Q: Can you describe the experience of job searching?
A: My thing isn’t a problem with getting a job or getting interviews. My thing is having a career- oriented job where it could be edifying to me and my family as a whole. Me getting a job that’s $9, $10 an hour job and I don’t like it, would just put me in this cycle. Job interviews have been coming. A lot of people say I’m kind of stubborn, but I know my worth. I got certification, I got skills, and I’m sticking to it. I’m still writing while I search. … I’m just staying focused, one step at a time, trying to plan and strategize.
Q: What are you doing to help you reach a career-oriented job?
A: Stay on course. Stick to the plan. I have goals that I write out for myself: weekly goals, daily goals, monthly goals and yearly goals. I got this from Visions for Change, but since I was 28, I’ve been trying to turn things around, so I’ve constantly been doing things to make me as good as possible. I had to become a whole different persona. I had to get rid of stuff before I could put in new stuff. It’s gotten better over the years. It’s just life teaching me.
Q: What would be your dream career?
A: Writing and sharing my work. Whether it’s poetry, inspirational work — just being able to be an asset to others. Being uplifting to others and making their situation easier. Anything that can correlate with that, that’s my dream job.
Q: Was there ever a time when you wanted to give up?
A: Plenty of times I wanted to give up. I would look at my son and my kids as the reason why I was pressing. They gave me more reason than anything to just keep going on. If it was just about me, I probably don’t love me enough to keep going. The fact that I was willing to endure for my kids’ livelihood — it was so fulfilling. I feel like everything I encounter can be edifying to my son’s upbringing. I know that my experiences can be edifying not only to me, but also can be bestowed onto many.

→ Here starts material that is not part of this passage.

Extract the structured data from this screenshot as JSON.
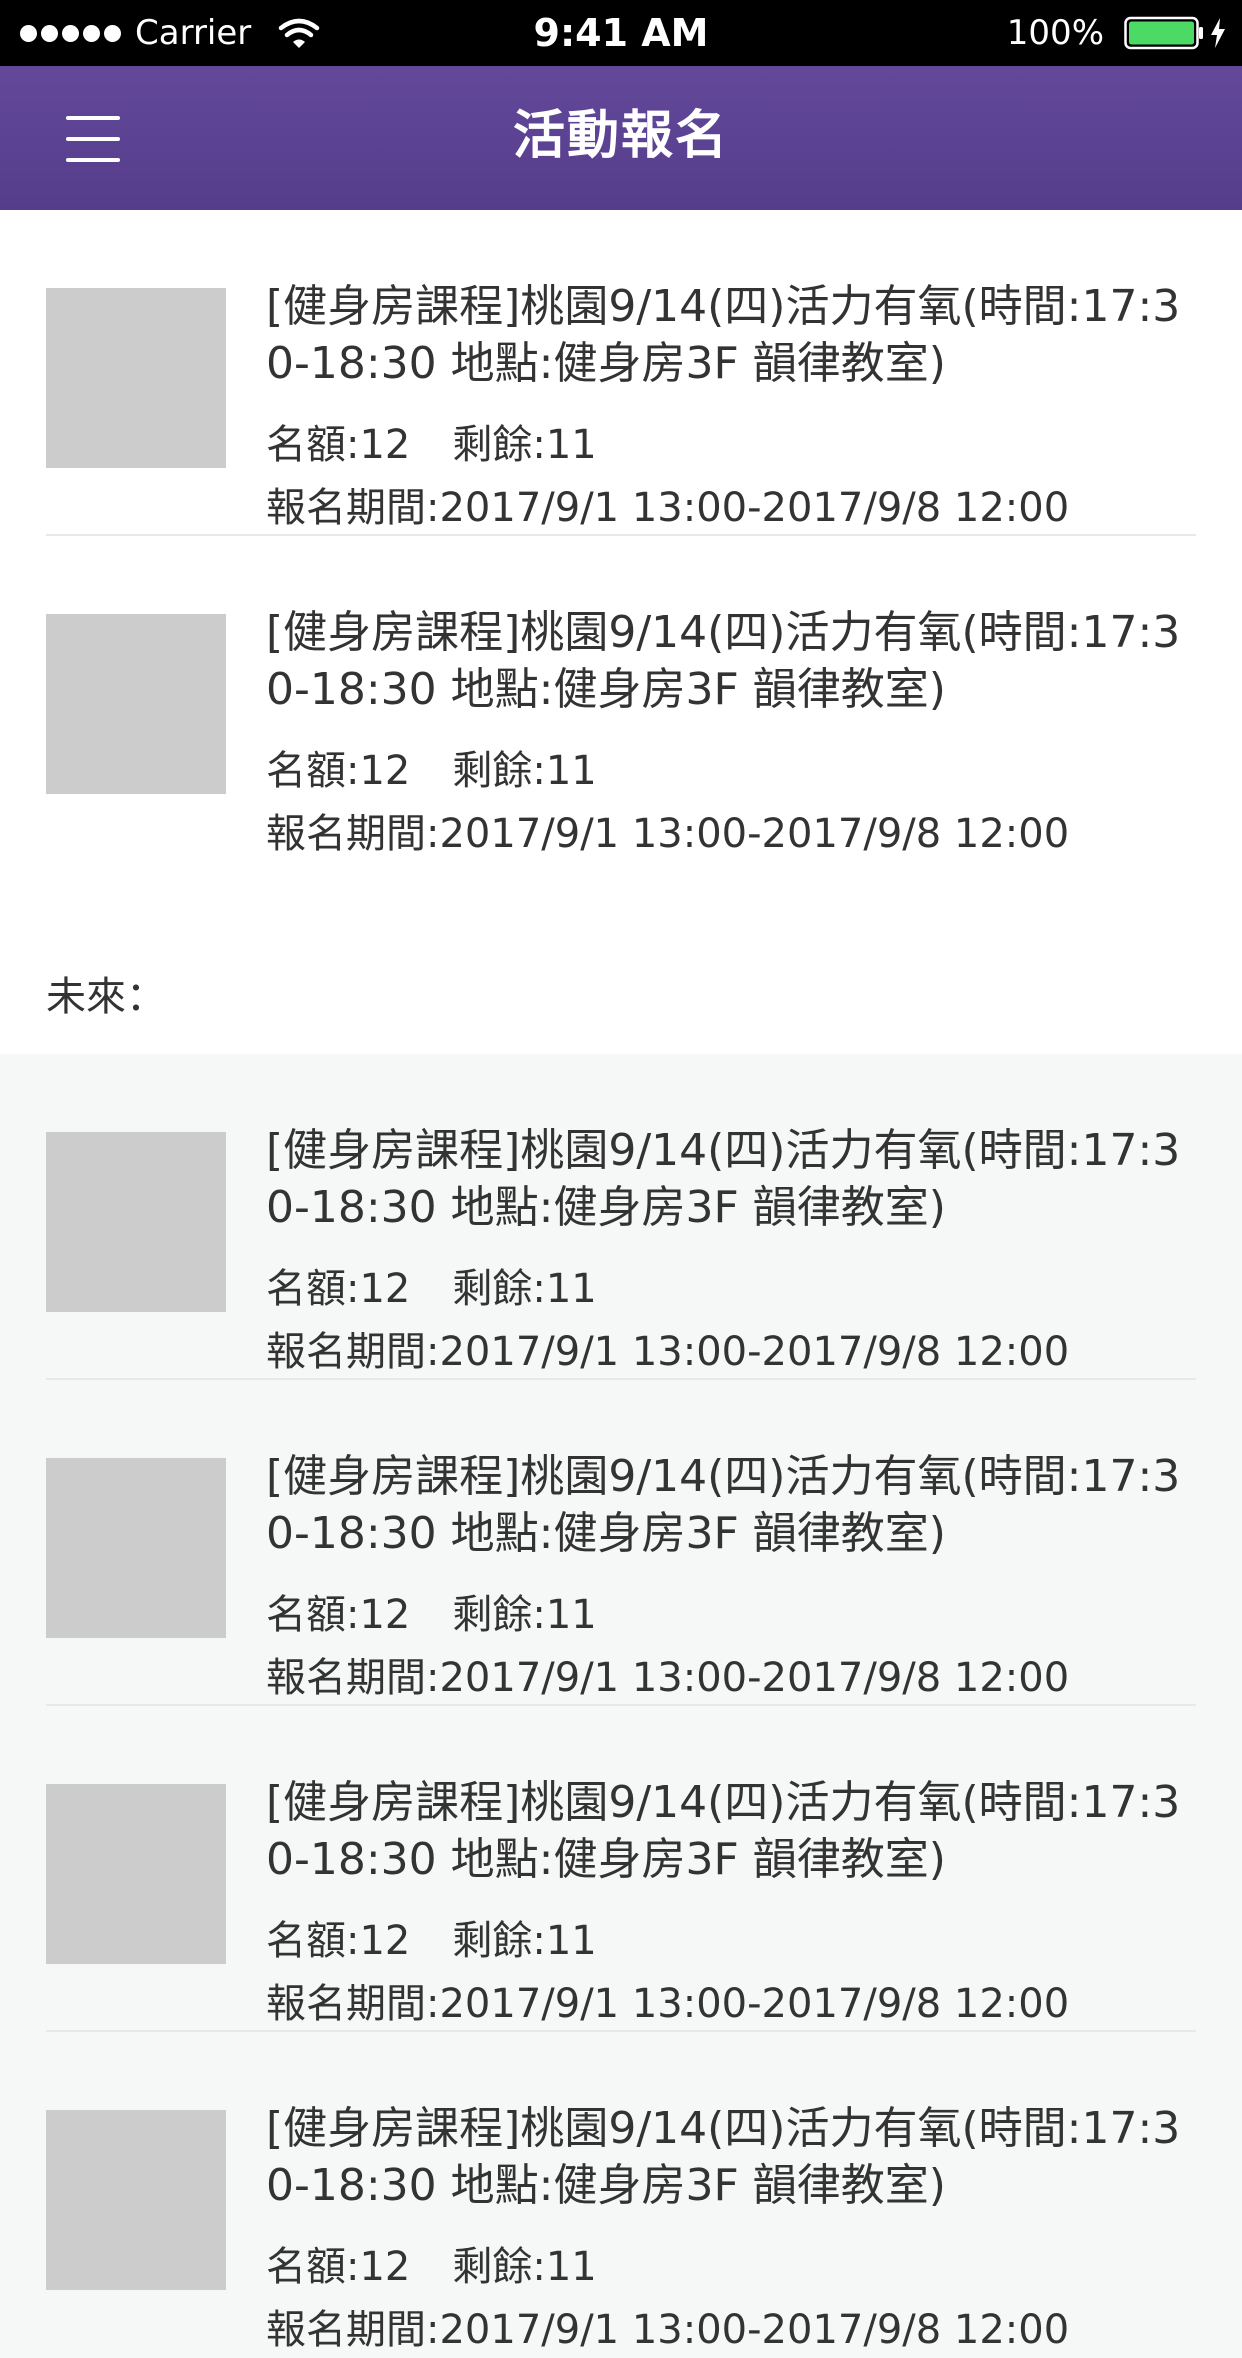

Q: How do you stay upbeat?
A: Your will to live needs to be stronger than your desire to die. Even though I feel like it’s selected individuals who are blessed in some way, I do realize that life will bless me in my due time. I’m not an individual that’s envious of anyone’s upbringing. When I see other people’s success, it motivates me and makes me think it’s not over. If they can do it, I can do it. They’re no different from me.
Q: Is there anyone in particular you look up to as a success story?
A: Tupac. I follow him. He made me dig even deeper. I was really one-dimensional at one time. And now I just want to spill into people abundantly.
Q: What qualities do you believe you have that make you a valuable employee?
A: Attention to detail, my desire to grow and to learn more, and to excel in every area possible. My work ethics are consistent. (Trisha Cain, who is Collins’ job coach at Visions for Change, puts a different attribute ahead of Collins’ attention to detail. “If you’ve met John you know — he has a great personality. He’s high energy, he’s genuinely a good person.”) Q: What makes someone employable?
A: Nowadays you got to have the edge. Your customer service is important, along with your attitude with people.
Q: If you could change anything in your past would you?
A: A lot of the time when I complain about it, I realize I wouldn’t know now what I do if I hadn’t encountered something. I believe I became a lot stronger. I’m grateful. I can honestly say that what I’ve been through in life has been truly edifying. That’s how I learn. When you’re at your happiest, you don’t pay attention to anything. It has so much more of an effect when you go through these things.
If you’ve been following this series by Inspiration for the Nation, it’s now a good time to take stock of your level of financial preparedness, particularly in today’s uncertain business/political climate.